==== Source records

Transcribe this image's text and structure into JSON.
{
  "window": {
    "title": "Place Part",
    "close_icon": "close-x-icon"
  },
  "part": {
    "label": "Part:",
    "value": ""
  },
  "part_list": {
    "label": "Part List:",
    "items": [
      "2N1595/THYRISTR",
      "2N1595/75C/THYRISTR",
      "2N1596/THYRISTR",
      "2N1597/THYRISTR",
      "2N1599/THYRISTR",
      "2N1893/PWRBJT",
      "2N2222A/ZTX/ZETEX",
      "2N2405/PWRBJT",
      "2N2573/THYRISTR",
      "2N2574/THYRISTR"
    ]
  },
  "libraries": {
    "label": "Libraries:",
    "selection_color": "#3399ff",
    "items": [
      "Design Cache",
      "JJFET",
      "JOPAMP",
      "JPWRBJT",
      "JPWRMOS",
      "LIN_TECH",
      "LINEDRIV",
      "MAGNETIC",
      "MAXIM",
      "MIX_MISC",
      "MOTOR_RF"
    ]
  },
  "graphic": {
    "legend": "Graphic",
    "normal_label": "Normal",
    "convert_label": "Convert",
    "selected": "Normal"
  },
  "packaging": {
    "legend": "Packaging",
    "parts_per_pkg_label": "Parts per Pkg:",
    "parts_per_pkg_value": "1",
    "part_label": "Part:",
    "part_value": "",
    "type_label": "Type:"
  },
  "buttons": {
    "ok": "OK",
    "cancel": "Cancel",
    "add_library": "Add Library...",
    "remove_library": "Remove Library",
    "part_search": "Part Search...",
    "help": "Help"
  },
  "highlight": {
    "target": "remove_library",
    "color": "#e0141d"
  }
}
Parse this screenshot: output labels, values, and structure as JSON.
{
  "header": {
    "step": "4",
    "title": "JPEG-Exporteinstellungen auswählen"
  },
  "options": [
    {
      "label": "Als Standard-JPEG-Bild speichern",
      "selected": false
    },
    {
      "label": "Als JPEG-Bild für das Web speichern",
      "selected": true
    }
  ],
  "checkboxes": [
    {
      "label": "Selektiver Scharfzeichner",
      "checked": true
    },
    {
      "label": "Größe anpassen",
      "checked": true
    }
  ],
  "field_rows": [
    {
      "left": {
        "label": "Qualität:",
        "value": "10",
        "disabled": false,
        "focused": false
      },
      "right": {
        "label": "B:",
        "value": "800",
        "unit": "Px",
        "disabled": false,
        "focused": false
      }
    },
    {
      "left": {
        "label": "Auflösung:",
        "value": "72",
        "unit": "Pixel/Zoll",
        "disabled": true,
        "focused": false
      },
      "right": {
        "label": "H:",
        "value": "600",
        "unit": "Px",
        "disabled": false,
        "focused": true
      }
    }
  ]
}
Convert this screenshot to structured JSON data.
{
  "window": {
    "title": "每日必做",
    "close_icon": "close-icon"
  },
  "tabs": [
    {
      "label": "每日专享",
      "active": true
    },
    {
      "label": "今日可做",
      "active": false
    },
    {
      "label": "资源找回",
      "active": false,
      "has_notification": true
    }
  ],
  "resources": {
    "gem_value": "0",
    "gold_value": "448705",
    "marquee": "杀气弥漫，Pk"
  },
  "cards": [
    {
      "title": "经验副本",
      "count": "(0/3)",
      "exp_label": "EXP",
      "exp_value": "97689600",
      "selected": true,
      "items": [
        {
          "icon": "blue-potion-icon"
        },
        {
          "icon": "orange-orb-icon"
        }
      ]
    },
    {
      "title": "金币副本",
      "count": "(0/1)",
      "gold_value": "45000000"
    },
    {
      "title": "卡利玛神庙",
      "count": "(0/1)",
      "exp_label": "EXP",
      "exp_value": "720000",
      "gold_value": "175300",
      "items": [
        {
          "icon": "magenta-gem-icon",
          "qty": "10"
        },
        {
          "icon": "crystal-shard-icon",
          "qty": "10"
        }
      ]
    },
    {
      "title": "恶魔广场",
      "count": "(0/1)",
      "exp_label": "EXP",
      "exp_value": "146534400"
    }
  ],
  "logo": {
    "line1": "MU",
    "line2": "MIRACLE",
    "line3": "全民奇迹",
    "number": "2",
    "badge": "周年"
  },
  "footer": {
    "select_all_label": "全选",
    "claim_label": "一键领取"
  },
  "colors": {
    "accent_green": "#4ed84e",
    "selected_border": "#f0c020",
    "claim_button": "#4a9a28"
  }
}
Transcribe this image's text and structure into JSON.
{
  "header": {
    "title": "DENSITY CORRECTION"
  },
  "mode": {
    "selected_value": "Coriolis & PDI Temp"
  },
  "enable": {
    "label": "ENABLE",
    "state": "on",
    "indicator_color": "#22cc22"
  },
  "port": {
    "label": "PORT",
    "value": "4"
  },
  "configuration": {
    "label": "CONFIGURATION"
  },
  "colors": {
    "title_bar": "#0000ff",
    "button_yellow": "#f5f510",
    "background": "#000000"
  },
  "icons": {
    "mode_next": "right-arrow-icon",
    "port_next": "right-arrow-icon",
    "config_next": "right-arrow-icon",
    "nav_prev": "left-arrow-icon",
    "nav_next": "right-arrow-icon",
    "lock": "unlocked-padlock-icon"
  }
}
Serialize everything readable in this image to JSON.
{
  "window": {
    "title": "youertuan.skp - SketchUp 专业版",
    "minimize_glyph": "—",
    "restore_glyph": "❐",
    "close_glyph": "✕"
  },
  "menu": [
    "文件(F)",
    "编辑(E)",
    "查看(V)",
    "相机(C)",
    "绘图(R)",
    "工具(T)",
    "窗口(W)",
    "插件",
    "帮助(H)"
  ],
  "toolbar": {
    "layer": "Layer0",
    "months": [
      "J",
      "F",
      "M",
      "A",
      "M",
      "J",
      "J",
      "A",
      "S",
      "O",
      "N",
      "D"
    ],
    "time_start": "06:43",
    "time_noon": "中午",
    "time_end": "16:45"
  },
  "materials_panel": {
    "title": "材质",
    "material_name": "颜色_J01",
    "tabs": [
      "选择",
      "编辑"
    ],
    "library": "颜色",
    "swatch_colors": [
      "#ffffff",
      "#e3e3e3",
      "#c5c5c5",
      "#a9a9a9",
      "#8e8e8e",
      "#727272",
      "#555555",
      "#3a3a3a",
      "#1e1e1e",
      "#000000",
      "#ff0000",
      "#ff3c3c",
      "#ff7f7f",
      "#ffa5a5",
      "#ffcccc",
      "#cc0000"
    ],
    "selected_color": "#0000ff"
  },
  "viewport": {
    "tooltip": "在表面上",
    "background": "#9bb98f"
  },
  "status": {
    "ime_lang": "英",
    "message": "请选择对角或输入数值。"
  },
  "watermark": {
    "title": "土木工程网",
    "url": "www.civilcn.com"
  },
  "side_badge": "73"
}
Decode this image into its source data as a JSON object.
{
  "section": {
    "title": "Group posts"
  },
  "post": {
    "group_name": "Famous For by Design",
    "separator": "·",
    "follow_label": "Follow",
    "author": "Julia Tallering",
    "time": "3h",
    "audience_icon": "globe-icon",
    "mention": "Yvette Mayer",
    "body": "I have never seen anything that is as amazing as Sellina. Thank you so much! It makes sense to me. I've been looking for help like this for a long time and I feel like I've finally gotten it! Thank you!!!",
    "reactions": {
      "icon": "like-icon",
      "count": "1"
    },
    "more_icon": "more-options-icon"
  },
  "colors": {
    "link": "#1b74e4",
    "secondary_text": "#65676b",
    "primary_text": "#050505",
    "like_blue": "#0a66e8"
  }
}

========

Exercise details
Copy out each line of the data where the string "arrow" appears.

Solution to this problem
    "mode_next": "right-arrow-icon",
    "port_next": "right-arrow-icon",
    "config_next": "right-arrow-icon",
    "nav_prev": "left-arrow-icon",
    "nav_next": "right-arrow-icon",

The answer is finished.